Lady Gothella kissed Holly goodbye, and disappeared again. Holly counted to one hundred, and then followed in Mother’s footsteps. When she wandered out of the labyrinth’s mouth, she called to Mother, who had not yet left. Lady Gothella whirled around, eyes a fury.

“What are you doing in here?”

“I’ve come to wait for my father.”

Lady Gothella’s eyes burned a scornful red.

“What did you say?”

“He’s coming to take me to the out there.” She spoke with a casual ease that confused Lady Gothella.

“However would you get such a wretched idea?”

“I made her a promise.” 

The voice was John’s, of course. He had entered just then, holding small boots and a small heavy cloak. Holly smiled, a peculiar smile that made Lady Gothella grow nervous.

“You!” she spat, turning to face John. “You forget we had a deal? The girl is mine. Fair and square.”

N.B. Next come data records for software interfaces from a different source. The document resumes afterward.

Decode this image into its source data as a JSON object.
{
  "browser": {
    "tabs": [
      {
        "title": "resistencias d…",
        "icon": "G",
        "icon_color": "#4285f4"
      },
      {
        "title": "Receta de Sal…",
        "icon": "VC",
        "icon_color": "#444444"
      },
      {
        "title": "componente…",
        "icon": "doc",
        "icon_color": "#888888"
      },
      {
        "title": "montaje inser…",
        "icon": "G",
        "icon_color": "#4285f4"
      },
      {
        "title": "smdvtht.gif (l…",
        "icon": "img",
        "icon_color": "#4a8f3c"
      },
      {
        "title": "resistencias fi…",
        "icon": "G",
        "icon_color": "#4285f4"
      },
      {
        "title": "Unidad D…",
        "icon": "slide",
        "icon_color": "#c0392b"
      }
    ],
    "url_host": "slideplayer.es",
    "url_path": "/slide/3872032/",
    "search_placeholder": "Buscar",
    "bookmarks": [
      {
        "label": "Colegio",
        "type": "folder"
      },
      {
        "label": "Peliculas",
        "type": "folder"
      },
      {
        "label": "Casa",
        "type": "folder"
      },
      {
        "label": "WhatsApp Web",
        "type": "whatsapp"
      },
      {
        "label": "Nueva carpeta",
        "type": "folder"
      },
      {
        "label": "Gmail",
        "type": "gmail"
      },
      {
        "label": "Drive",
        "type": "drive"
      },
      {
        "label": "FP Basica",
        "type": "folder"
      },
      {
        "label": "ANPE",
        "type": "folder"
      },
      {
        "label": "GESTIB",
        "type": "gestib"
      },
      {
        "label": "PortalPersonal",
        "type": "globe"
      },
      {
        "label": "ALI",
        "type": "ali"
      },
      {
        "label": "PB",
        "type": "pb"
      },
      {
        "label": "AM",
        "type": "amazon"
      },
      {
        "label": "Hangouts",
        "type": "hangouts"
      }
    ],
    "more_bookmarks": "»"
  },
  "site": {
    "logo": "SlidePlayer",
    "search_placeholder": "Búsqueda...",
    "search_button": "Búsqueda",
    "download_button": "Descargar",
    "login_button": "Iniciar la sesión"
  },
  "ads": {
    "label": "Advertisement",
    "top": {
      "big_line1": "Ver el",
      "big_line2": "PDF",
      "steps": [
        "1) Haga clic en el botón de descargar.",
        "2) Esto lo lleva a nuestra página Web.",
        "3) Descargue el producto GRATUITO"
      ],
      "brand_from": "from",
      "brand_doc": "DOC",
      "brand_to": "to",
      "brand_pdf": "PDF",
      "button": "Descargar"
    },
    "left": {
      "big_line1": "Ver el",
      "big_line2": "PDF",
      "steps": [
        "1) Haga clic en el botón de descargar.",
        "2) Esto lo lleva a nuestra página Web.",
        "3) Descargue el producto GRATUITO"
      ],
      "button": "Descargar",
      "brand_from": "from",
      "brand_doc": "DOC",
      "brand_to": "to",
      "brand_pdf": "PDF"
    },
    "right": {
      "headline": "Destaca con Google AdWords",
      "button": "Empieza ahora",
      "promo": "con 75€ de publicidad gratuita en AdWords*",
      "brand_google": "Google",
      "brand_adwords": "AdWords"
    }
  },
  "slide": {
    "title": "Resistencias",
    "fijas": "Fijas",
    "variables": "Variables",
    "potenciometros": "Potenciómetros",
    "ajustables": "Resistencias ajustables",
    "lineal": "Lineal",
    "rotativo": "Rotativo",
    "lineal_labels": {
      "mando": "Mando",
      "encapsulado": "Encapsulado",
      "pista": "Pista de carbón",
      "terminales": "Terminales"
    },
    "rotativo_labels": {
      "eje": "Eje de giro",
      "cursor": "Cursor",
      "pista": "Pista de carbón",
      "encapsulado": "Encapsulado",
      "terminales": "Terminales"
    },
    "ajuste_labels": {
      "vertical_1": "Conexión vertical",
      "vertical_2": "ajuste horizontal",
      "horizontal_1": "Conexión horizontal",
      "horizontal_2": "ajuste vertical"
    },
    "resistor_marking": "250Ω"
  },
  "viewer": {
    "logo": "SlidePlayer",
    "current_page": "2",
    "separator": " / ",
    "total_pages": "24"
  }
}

“I don’t forget. Only, you did not hold up your end. Your holly did not save my wife. It killed her. The girl is mine.”

John’s voice quaked, though he tried to remain strong in front of his dear child. Lady Gothella saw straight through to his weakness. That horrible cackle from deep inside of her ignited. Its high pitch broke through the room and rained over them like a nightmare.

“The girl will never be yours.” She faced Holly. “You betray me. Now, you will watch your father die and know it is you who have killed him.”

Holly did not blink nor fret. She watched as Mother put John in an invisible grip that proceeded to squeeze the life out of him. As he squealed and squirmed, his arms went limp, and her precious boots and cloak fell to the floor. She walked over to his side and bent down to scoop them up. As she rose, she caught his eyes. Desperate, peering eyes. They begged her for something, though he did not care to know what. She pulled on the boots, and draped herself in her cloak. She looked at Mother, who was blinded by rage and violence. She sighed, wishing furtively that she could give her a proper goodbye. Alas, that could not be.

She stepped into the out there. The cold skittered into her bones, awaking them for the first time. Holly took a deep breath in through her nose, and watched almost gleefully as the stream of fog released through her lips. Beside her doorstep was a large bush blanketed in fresh snow. But through the snow poked two boughs of holly. She plucked them and gently twisted them into her twinned braids. And then, Holly walked out into the snow and never looked back.

© Shyla Fairfax-Owen

***

Thanks for reading! I have been wanting to write a collection of Grimm re-tellings for quite some time now. I always gravitate more towards faiytales in the winter; something about the cold, gothic tone of the originals draws me in this time of year. This story marks the first of what I hope is many in what I am affectionately calling my Grimm Project. I plan to share a few, and I hope you enjoy them.

All the best this holiday season!

4 Comments Add yours

  1. Tom Burton says:

    A magical story – you can practically feel the chill & smell the frozen woods. Great job!

    Liked by 1 person

  2. Lory says:

    Great remake! I really enjoyed it.

    Like

  3. Wayne Owen says:

    Fantastic! Keep up the re-imaginings, looking forward to the next one.

    Like

Leave a Reply

Fill in your details below or click an icon to log in:

WordPress.com Logo

You are commenting using your WordPress.com account. Log Out /  Change )

Google photo

You are commenting using your Google account. Log Out /  Change )

Twitter picture

You are commenting using your Twitter account. Log Out /  Change )

Facebook photo

You are commenting using your Facebook account. Log Out /  Change )

Connecting to %s